AT&T provides Rexam with an IP-based virtual private network (VPN) that connects some 100 manufacturing operations as well as around 60 third party locations. The relationship has evolved from AT&T delivering a global WAN (wide area network) to providing a range of fully managed global networking services, from managed security services through to IP telephony.
“I just want a service, one that will support our global applications as well as the flexibility to incorporate new locations quickly,” says Neal. “It allows our IT people to spend time working on other initiatives that deliver benefits to the business and has been particularly beneficial during the past year, when we needed our IT people to focus on bringing newly acquired companies into the network, quickly.”
Resilience in the network is one of the primary deliverables to ensure that Rexam locations globally have access to centralised business-critical applications. Rexam Beverage Packaging produces around 36bn cans globally, with 2,000 cans produced every minute on production lines that run around the clock. Each production line makes one pallet of cans every five minutes. A barcode is then attached to it so that it can be scanned for storage and shipping and, as part of the customer service, each pallet’s location and history are visible within two hours of production. For pallet tracking alone, the network processes some 70,000 transactions per day. With such volumes, any downtime has an effect on operations and keeping these running 24/7 is critical.

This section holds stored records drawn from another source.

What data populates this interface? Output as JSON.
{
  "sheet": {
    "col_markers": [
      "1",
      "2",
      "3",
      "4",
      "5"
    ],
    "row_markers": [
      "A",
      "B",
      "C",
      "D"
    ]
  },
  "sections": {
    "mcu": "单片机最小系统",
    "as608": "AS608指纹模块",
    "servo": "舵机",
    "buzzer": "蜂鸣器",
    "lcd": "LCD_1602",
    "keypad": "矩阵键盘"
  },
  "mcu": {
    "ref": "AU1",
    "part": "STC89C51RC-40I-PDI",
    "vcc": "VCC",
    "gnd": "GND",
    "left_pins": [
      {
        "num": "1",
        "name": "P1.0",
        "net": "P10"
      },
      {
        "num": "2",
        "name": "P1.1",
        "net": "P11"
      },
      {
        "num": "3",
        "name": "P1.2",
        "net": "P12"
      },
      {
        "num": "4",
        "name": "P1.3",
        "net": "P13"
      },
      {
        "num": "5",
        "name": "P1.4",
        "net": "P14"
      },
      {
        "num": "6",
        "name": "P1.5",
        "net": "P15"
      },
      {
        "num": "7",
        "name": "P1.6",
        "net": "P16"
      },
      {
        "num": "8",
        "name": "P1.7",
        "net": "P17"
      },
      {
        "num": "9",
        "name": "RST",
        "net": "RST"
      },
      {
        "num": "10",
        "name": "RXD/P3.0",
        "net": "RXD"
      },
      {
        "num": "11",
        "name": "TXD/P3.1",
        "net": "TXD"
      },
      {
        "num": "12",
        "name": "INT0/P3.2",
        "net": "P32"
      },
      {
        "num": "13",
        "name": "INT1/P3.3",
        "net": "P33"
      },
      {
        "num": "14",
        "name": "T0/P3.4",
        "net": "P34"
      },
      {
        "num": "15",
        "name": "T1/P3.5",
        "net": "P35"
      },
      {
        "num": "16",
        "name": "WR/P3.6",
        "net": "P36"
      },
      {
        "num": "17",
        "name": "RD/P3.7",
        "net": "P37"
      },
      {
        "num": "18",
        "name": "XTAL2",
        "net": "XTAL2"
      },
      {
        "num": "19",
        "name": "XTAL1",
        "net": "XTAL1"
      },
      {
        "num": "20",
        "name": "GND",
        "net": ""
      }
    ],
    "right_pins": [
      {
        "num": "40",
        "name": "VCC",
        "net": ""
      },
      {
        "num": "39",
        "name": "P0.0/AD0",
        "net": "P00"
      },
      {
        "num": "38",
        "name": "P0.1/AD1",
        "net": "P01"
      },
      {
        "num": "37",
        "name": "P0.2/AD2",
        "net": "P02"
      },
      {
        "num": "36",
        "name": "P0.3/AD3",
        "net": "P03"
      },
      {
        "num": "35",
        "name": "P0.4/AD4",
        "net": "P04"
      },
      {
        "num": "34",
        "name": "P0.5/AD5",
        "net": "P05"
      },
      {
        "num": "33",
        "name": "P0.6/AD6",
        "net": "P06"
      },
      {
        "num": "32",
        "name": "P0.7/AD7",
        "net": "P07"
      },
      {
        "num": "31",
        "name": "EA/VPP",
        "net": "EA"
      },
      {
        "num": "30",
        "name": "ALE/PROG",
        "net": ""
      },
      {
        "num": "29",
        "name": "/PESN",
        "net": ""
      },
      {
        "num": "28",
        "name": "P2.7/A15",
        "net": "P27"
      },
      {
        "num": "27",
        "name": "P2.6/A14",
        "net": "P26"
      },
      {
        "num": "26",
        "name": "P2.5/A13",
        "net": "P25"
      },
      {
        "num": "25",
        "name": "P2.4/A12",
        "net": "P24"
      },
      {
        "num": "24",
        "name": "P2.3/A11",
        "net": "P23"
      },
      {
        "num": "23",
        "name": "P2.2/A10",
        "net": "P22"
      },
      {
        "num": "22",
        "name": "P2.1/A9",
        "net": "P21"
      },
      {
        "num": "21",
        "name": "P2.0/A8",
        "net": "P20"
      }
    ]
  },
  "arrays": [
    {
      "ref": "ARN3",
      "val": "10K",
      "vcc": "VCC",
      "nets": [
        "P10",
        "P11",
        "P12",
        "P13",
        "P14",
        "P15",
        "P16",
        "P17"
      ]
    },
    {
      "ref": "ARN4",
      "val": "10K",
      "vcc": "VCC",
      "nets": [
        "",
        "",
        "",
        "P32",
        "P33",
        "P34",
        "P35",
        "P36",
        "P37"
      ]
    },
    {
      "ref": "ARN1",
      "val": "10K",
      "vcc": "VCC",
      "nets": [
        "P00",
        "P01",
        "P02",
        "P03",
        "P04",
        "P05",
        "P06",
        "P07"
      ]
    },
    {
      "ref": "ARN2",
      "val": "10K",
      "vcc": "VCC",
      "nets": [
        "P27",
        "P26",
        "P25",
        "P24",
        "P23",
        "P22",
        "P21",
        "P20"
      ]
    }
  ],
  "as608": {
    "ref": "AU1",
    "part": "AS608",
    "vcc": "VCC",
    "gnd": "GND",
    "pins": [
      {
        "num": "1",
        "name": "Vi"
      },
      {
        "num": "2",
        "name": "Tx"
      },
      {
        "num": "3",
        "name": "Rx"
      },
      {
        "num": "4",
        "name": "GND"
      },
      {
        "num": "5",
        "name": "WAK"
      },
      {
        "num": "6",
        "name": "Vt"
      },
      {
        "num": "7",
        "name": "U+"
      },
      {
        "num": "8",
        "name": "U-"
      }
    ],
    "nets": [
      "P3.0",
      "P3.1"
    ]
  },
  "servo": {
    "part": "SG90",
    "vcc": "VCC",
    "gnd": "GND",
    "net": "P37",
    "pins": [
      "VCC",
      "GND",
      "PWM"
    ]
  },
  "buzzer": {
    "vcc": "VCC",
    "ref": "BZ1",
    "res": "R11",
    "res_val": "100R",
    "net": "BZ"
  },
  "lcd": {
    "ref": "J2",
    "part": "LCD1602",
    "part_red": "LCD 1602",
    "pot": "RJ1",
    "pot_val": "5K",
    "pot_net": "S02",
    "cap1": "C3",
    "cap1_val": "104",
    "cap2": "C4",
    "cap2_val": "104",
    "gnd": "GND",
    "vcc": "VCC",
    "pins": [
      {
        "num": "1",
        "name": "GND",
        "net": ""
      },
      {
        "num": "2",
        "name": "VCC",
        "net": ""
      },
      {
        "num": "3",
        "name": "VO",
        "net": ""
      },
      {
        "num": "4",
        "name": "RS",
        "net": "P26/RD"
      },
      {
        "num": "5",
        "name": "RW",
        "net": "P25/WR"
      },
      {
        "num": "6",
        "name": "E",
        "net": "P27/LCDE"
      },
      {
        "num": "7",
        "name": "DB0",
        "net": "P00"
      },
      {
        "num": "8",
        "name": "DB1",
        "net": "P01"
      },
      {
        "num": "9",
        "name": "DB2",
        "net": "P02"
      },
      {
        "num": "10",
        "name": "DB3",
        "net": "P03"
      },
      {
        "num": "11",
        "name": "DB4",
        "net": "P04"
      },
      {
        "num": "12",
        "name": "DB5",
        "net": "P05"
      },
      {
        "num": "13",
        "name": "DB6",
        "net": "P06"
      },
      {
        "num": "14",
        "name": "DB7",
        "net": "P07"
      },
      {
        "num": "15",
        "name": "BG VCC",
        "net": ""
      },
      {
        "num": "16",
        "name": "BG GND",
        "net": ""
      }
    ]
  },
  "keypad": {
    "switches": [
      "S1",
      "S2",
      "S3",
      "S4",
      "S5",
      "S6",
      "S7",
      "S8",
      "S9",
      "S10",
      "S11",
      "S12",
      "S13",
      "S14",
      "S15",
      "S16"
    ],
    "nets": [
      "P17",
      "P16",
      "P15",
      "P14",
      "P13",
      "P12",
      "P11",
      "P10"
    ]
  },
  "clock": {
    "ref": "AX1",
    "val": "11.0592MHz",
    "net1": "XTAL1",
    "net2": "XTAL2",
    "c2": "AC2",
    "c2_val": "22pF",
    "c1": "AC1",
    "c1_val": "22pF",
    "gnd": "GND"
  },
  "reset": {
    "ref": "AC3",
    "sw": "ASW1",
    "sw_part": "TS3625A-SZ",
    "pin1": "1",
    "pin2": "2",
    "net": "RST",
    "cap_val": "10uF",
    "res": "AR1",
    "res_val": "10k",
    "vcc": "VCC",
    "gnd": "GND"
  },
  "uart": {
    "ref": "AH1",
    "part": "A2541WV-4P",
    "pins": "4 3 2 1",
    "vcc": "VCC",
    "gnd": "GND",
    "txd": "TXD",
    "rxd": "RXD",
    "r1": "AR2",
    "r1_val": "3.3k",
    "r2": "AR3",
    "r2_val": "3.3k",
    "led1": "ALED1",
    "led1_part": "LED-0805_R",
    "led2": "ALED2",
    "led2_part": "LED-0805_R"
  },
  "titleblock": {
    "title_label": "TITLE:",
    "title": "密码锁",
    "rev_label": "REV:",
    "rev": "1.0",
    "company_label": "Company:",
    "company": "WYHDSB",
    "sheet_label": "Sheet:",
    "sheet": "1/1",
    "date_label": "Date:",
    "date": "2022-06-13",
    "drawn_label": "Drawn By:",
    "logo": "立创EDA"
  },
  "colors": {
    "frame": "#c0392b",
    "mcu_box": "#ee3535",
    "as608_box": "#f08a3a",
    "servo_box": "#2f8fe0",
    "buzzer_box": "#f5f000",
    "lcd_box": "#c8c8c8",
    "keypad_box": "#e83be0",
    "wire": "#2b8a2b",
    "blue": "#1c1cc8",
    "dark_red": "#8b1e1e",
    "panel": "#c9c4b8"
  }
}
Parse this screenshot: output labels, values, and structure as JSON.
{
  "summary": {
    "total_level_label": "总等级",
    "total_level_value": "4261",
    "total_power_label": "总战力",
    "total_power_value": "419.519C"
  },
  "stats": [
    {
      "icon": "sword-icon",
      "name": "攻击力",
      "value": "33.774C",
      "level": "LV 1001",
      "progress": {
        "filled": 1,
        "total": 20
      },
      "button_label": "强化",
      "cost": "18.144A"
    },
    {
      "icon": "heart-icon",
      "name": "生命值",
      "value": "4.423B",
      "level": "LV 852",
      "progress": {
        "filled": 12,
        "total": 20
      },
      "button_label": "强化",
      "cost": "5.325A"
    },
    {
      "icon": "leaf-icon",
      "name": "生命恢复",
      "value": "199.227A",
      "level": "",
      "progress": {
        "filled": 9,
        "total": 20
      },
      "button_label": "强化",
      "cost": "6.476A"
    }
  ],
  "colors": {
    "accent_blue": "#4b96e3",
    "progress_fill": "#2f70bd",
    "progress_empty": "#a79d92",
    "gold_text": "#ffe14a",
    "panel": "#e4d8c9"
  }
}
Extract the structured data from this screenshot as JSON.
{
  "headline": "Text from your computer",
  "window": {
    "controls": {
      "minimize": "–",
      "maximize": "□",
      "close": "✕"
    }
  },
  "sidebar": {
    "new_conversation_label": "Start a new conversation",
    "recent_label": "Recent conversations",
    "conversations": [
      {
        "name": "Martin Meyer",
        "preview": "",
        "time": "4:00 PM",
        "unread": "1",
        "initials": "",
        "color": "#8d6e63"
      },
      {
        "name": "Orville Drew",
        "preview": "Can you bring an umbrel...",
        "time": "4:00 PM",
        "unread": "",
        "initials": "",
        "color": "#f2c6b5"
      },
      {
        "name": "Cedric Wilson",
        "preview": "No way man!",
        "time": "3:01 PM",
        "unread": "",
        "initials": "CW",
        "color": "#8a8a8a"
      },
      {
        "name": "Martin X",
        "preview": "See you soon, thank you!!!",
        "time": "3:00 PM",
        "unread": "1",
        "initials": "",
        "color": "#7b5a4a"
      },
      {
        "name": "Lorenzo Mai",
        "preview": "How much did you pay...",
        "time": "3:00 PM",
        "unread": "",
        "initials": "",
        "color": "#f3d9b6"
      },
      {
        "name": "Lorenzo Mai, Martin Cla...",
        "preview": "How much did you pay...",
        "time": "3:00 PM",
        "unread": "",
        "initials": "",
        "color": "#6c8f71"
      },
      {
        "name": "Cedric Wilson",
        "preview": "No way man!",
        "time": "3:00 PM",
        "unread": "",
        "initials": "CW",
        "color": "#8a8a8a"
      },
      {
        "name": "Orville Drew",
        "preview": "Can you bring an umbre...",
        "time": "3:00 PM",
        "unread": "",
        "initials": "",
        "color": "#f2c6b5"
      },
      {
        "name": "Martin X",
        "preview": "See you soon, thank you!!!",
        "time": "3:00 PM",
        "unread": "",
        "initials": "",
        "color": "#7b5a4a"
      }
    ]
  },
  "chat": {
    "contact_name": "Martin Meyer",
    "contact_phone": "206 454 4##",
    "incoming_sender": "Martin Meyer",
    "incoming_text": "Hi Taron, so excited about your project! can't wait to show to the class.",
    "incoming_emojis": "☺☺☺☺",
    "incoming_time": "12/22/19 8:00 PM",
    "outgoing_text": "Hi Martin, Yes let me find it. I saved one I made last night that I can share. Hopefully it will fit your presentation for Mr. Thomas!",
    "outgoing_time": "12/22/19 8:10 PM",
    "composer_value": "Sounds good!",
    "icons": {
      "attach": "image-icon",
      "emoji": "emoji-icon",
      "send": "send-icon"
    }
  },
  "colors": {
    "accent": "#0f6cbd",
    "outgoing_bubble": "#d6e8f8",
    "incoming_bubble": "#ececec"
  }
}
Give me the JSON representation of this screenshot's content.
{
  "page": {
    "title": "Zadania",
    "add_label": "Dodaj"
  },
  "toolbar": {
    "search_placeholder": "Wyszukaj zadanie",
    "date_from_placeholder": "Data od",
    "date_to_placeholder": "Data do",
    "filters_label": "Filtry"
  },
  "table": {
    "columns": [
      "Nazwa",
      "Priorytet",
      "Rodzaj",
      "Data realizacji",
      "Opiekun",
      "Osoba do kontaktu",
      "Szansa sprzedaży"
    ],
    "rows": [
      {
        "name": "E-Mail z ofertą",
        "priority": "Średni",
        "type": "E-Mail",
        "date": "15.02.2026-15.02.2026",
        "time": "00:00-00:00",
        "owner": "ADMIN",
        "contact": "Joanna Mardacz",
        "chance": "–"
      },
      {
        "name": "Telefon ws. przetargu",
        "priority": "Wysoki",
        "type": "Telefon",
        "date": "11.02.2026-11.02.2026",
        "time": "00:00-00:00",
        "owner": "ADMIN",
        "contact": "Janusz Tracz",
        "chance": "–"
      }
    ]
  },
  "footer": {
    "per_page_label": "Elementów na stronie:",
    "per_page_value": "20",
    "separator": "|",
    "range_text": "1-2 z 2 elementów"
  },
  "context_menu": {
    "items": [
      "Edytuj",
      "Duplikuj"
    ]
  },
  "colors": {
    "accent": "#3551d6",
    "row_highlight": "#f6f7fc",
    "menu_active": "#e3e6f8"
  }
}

While the biggest cost savings and efficiencies have been in the centralisation of data centres, which have resulted in a cost saving of 50%, network vendor consolidation has delivered a 25% annual saving to Rexam.
“There are not many people who can truly provide a global managed networking service,” says Paul Martin, chief information officer at Rexam. “We pride ourselves in our way of working — the Rexam way — which is built on four values of trust, teamwork, continuous improvement and recognition. The expertise that AT&T brings to our business is invaluable. It allows us to look at other opportunities that fit with our business strategy.”
Rexam is continuing to look at further ways to drive new initiatives and help the business achieve increased consolidation and collaboration by outsourcing other elements of its IT to allow Rexam staff to focus on strategy, the maximisation of in-house resources on core business, improving security and resilience. Currently a priority focus is to identify elements that are business critical and increase efficiency in the production environment.
With the network consolidation in place, Rexam has asked AT&T to extend its services to include LAN (local area network) management in addition to the WAN management, providing a true end-to-end managed service.
“With cost reduction always top of our minds, we are continuing to look at better utilisation of our internal resources,” says John Neal. “Savings made are being reinvested to extend the service that AT&T is providing so that we as a business can achieve further benefits.”
In addition, in April Rexam signed a contract worth $9m over five years for AT&T to manage the company’s email environment. A capital investment of approximately £2.5m was needed in order to extend storage and replace services to support Exchange 2007, but the company decided that instead of reinvesting in hardware, there were greater benefits to move to a fully managed service.
“We took the opportunity to review how we managed our email environment and chose to redesign the architecture to move to a fully managed service with AT&T,” Neal adds. “It avoided use of capital expenditure, as this is in greater demand for our production environment, and gave us the opportunity to move to a solution where we don’t have to worry about the hardware ourselves. Moving to this managed service will save us £1 million over the term of the contract.”